## Your assignment:
Write only the number of lines in the entries that hold the string "date".

## Dataset entries:
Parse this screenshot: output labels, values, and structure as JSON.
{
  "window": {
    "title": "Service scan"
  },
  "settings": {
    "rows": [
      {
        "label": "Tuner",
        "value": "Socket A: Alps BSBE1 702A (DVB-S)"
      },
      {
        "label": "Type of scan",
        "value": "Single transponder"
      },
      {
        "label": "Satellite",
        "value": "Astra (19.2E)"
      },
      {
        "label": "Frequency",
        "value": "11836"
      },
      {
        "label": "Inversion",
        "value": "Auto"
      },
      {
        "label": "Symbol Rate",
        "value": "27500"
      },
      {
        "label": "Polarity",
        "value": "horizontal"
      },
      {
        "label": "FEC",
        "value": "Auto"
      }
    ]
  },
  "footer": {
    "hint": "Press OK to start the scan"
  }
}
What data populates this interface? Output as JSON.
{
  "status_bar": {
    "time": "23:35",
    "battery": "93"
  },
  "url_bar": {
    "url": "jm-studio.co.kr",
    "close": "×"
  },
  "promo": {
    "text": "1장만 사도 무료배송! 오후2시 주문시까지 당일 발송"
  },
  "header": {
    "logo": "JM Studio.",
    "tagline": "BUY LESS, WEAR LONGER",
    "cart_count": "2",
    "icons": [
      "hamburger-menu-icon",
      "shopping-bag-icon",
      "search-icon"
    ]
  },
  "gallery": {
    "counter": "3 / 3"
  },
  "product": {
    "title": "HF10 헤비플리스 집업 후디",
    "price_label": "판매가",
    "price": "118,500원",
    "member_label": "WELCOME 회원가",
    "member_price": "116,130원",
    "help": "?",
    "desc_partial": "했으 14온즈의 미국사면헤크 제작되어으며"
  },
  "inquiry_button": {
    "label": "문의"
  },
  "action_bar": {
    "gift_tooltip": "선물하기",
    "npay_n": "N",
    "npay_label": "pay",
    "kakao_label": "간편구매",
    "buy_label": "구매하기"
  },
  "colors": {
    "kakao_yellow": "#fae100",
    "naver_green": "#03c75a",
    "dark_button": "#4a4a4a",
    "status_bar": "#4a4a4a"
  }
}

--

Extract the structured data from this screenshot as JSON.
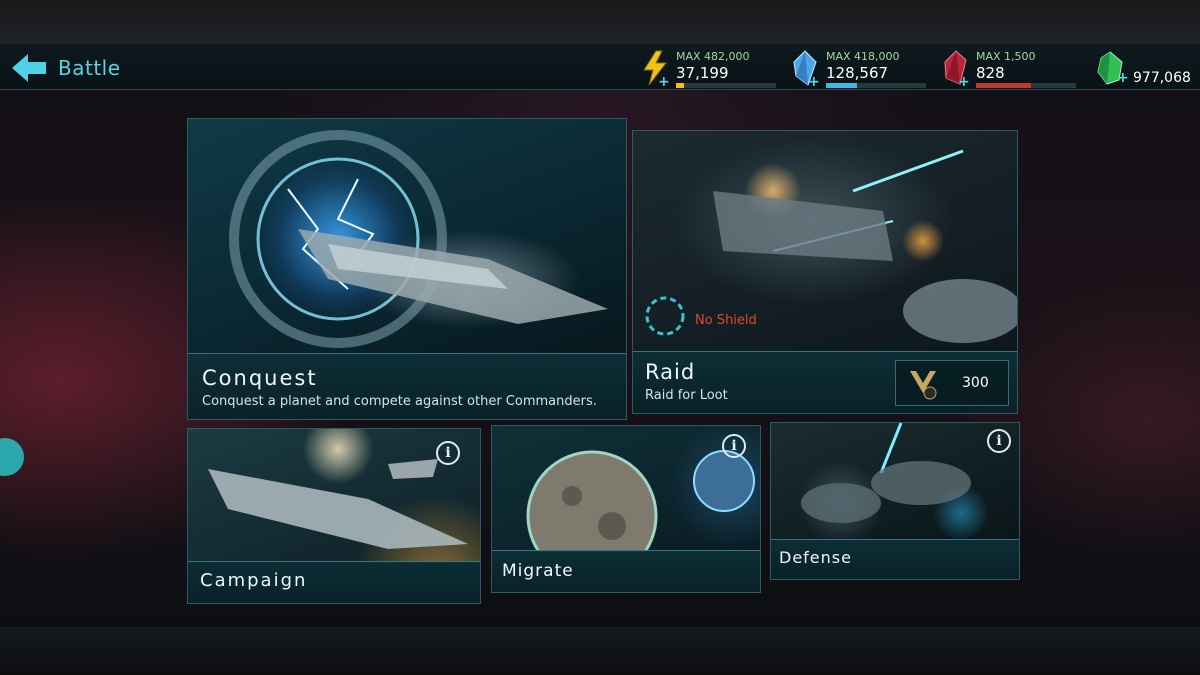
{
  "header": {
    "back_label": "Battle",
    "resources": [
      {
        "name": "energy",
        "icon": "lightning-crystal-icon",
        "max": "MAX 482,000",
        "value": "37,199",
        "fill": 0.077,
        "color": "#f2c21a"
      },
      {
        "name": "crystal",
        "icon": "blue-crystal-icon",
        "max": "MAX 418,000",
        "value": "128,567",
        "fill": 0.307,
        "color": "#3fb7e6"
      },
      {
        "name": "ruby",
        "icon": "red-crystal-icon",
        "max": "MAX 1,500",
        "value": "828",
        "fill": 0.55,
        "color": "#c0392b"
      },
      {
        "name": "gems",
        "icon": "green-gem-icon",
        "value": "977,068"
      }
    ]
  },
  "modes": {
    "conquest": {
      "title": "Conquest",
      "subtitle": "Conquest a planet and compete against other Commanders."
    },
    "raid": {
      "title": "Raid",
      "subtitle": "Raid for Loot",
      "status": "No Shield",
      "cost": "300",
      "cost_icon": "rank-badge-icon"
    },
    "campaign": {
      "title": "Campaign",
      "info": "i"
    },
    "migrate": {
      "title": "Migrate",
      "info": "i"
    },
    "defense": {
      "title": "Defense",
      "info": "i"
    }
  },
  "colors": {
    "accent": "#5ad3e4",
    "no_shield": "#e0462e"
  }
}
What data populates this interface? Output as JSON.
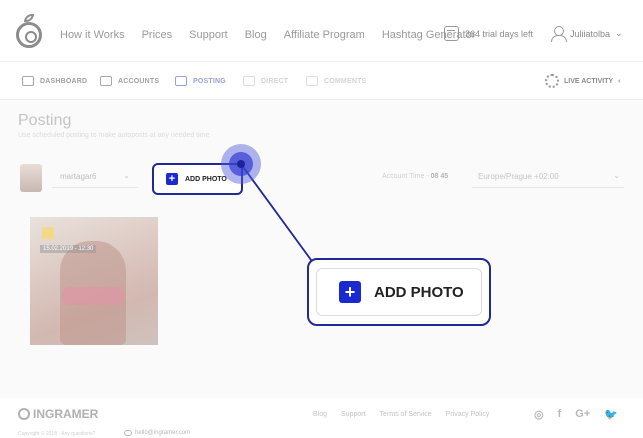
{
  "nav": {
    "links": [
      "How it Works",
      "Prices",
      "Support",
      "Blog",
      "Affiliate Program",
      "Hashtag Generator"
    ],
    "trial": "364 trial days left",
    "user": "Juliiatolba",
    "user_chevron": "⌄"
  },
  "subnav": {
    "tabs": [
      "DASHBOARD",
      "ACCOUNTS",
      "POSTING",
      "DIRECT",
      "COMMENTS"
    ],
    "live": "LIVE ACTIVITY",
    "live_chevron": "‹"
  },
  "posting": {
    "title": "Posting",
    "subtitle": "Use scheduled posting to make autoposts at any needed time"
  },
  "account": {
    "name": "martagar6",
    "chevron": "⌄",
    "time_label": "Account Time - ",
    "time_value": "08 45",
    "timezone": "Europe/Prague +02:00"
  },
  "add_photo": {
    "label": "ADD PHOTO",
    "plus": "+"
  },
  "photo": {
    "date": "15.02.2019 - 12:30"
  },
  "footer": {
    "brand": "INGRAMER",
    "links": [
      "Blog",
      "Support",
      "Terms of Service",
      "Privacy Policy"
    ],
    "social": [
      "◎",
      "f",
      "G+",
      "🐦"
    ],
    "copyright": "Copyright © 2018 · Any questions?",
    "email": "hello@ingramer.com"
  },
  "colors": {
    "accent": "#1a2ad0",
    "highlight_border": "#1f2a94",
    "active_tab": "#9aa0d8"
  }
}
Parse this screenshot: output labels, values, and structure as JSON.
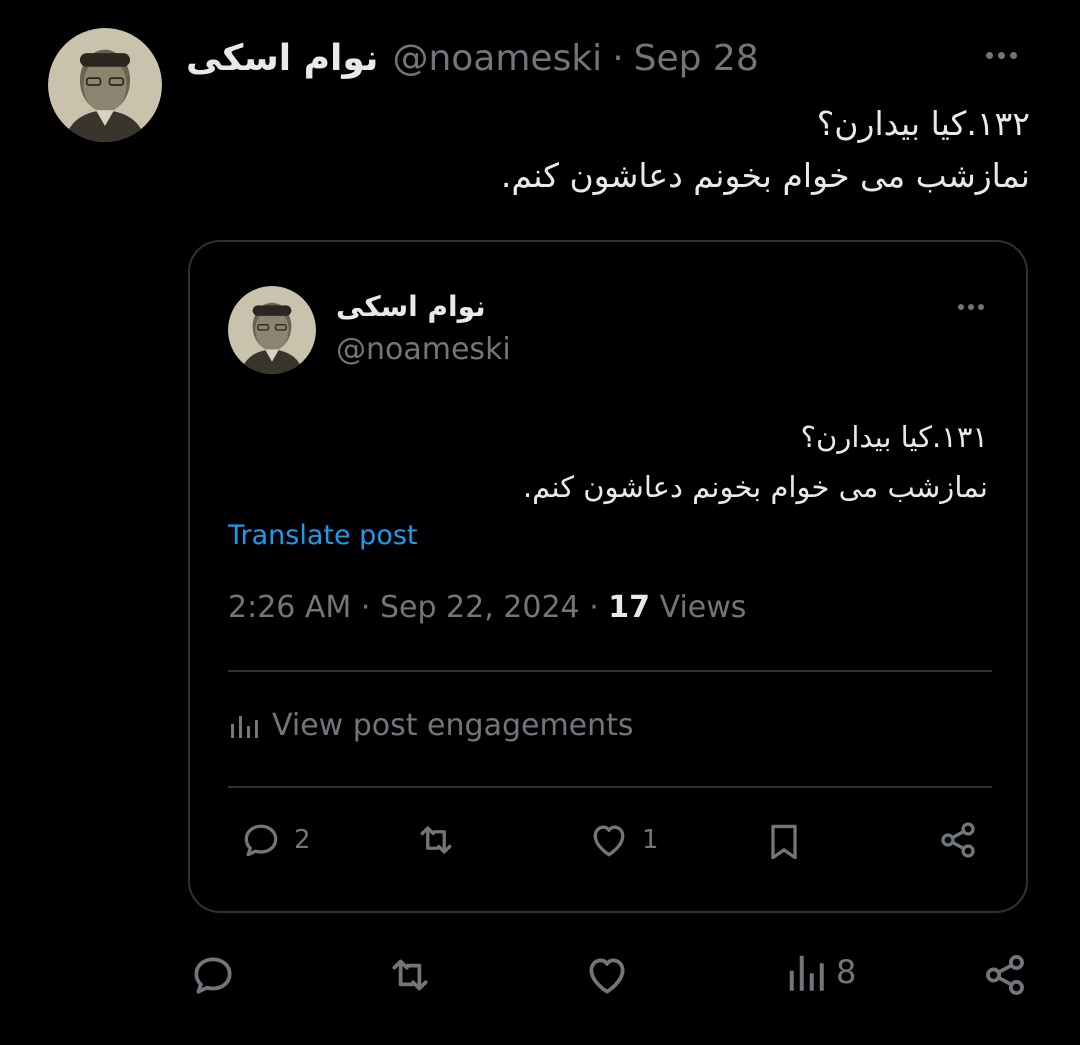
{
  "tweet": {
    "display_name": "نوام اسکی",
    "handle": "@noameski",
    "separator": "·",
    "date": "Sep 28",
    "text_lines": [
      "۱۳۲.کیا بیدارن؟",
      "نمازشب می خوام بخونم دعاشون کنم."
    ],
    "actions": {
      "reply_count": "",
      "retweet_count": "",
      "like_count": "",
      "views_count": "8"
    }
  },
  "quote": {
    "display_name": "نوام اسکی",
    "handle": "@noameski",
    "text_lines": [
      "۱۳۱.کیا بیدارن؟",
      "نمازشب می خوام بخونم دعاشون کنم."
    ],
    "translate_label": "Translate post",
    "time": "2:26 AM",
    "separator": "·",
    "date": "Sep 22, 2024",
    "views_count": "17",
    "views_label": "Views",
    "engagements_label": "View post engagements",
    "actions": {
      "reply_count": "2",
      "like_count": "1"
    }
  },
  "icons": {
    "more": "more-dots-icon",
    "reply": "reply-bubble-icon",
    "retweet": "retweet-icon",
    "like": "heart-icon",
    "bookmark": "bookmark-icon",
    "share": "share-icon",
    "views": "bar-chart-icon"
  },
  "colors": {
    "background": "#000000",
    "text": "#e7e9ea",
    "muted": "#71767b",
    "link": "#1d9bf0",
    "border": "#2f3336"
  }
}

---

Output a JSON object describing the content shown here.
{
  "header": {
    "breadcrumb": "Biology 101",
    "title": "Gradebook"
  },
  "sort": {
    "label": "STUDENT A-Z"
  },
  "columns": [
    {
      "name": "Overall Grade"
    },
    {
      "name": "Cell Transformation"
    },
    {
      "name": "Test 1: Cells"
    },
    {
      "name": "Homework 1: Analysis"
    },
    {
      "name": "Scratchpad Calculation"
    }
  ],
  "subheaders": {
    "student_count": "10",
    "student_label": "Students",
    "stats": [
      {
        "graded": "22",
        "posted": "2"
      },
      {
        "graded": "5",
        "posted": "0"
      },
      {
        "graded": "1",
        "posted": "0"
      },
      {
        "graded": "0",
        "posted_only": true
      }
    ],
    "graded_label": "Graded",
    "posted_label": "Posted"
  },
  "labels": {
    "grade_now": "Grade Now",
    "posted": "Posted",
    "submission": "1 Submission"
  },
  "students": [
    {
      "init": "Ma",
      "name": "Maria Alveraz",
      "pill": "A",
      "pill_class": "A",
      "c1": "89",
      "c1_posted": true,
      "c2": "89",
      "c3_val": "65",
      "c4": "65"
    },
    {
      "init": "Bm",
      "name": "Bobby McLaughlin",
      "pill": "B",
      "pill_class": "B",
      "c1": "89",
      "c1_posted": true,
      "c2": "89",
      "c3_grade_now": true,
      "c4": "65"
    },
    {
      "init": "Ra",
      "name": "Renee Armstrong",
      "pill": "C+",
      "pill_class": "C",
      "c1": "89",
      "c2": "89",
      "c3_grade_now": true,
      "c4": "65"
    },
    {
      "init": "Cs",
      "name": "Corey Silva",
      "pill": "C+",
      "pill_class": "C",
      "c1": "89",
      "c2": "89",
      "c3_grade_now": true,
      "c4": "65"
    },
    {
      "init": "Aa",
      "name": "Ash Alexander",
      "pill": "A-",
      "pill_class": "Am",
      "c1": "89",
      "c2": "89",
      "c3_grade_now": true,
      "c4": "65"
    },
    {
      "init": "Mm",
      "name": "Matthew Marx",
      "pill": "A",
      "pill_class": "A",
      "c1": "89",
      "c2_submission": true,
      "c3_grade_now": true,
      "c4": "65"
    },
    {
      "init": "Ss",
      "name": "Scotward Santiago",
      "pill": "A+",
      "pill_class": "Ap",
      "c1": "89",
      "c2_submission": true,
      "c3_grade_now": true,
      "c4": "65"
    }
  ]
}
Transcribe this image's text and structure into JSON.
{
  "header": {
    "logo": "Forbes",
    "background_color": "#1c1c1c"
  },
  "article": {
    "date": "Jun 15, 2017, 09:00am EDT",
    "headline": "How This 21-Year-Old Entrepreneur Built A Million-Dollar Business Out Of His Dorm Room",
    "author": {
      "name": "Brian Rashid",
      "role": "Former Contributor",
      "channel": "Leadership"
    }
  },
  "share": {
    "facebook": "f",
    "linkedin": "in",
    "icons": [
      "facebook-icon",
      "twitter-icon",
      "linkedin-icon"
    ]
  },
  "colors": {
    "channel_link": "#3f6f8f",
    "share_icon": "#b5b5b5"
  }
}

## Expected output:
4